(Data records for software interfaces)
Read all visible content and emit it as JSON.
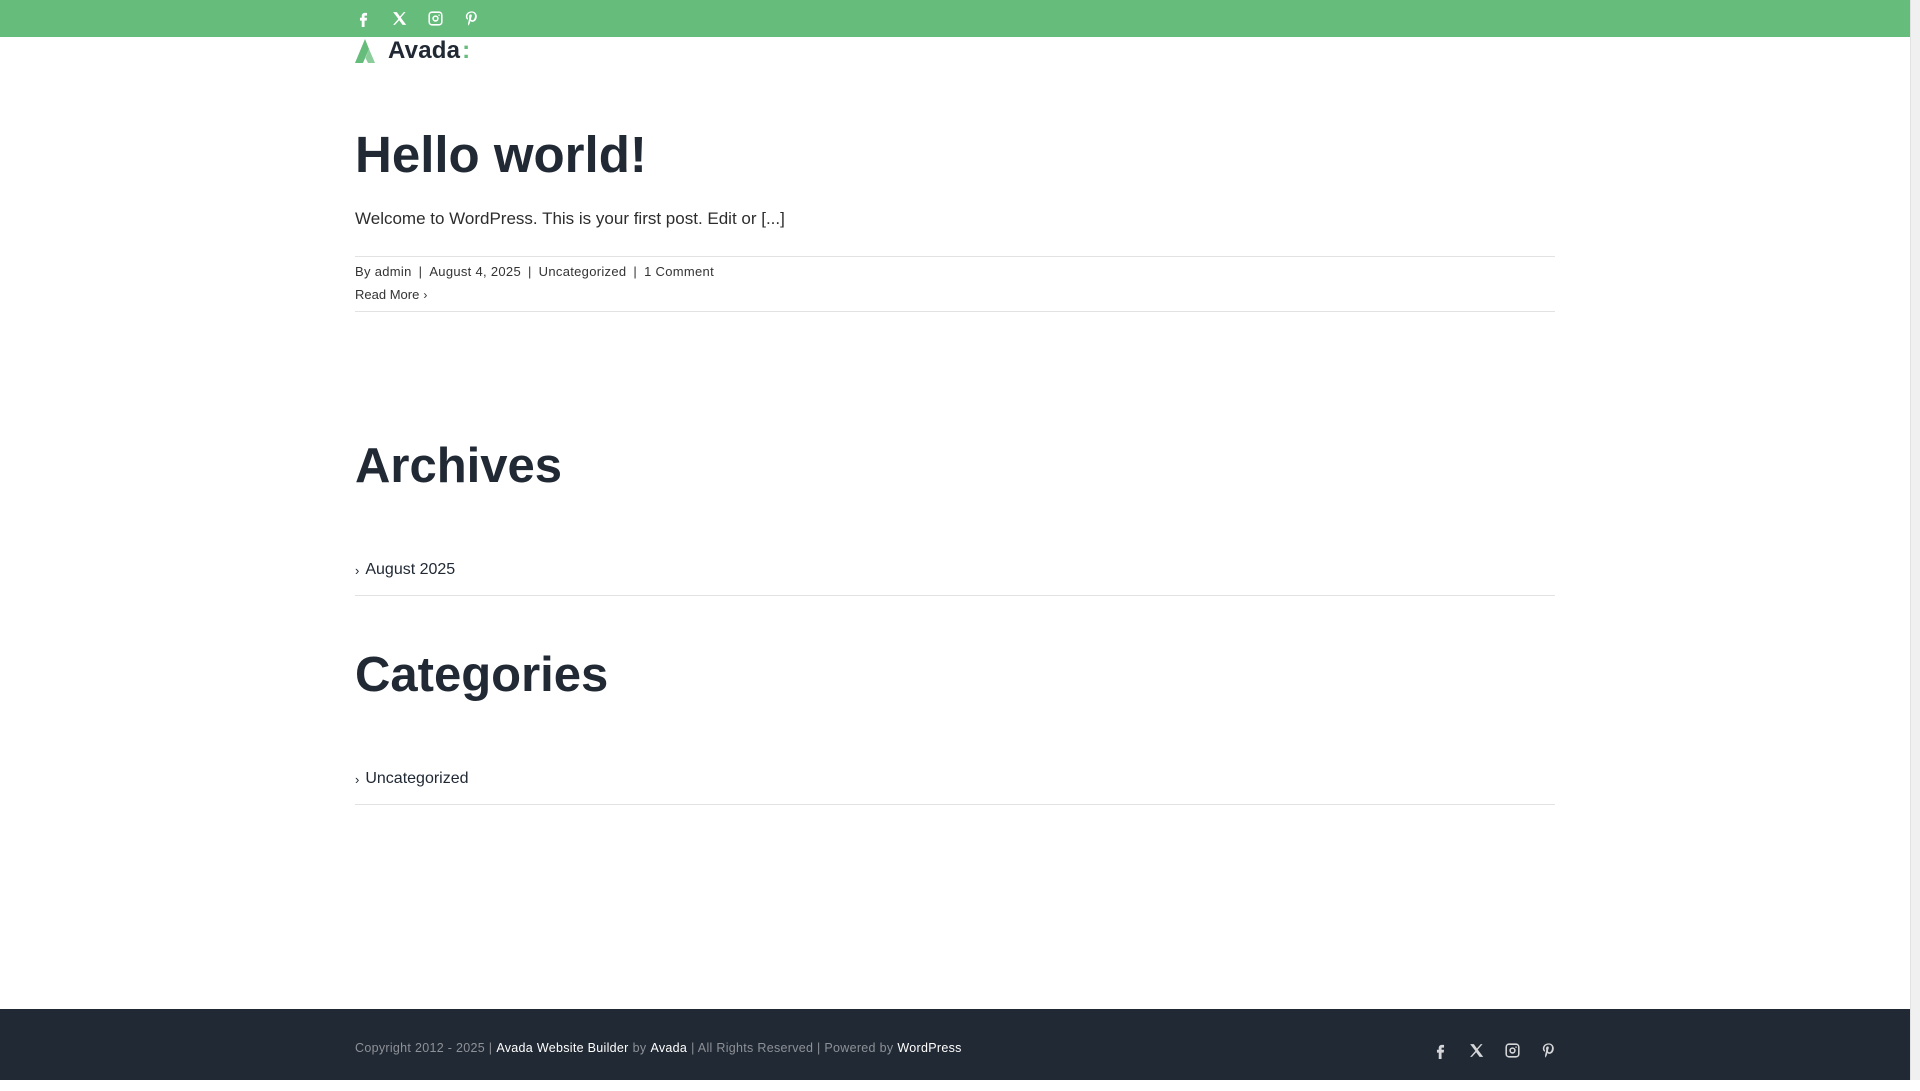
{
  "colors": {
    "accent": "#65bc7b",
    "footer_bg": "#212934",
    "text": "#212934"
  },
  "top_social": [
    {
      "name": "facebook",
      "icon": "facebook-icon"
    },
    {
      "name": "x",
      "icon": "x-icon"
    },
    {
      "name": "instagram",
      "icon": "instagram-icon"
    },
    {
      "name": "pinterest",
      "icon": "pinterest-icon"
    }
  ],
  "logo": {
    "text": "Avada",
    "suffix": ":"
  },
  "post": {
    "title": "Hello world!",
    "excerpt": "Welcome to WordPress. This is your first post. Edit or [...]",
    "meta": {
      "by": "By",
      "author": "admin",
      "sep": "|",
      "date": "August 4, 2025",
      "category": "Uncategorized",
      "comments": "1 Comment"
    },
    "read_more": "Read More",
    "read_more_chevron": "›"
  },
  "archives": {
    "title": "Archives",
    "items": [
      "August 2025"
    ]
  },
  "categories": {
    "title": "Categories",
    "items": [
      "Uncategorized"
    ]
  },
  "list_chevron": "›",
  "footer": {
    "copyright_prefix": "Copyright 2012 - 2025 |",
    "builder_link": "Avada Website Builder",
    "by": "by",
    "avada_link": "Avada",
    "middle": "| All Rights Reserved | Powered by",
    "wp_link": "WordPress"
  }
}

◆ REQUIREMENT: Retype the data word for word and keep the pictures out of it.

◆ EXERCISE RESPONSE:
Read all visible content and emit it as JSON.
{
  "colors": {
    "accent": "#65bc7b",
    "footer_bg": "#212934",
    "text": "#212934"
  },
  "top_social": [
    {
      "name": "facebook",
      "icon": "facebook-icon"
    },
    {
      "name": "x",
      "icon": "x-icon"
    },
    {
      "name": "instagram",
      "icon": "instagram-icon"
    },
    {
      "name": "pinterest",
      "icon": "pinterest-icon"
    }
  ],
  "logo": {
    "text": "Avada",
    "suffix": ":"
  },
  "post": {
    "title": "Hello world!",
    "excerpt": "Welcome to WordPress. This is your first post. Edit or [...]",
    "meta": {
      "by": "By",
      "author": "admin",
      "sep": "|",
      "date": "August 4, 2025",
      "category": "Uncategorized",
      "comments": "1 Comment"
    },
    "read_more": "Read More",
    "read_more_chevron": "›"
  },
  "archives": {
    "title": "Archives",
    "items": [
      "August 2025"
    ]
  },
  "categories": {
    "title": "Categories",
    "items": [
      "Uncategorized"
    ]
  },
  "list_chevron": "›",
  "footer": {
    "copyright_prefix": "Copyright 2012 - 2025 |",
    "builder_link": "Avada Website Builder",
    "by": "by",
    "avada_link": "Avada",
    "middle": "| All Rights Reserved | Powered by",
    "wp_link": "WordPress"
  }
}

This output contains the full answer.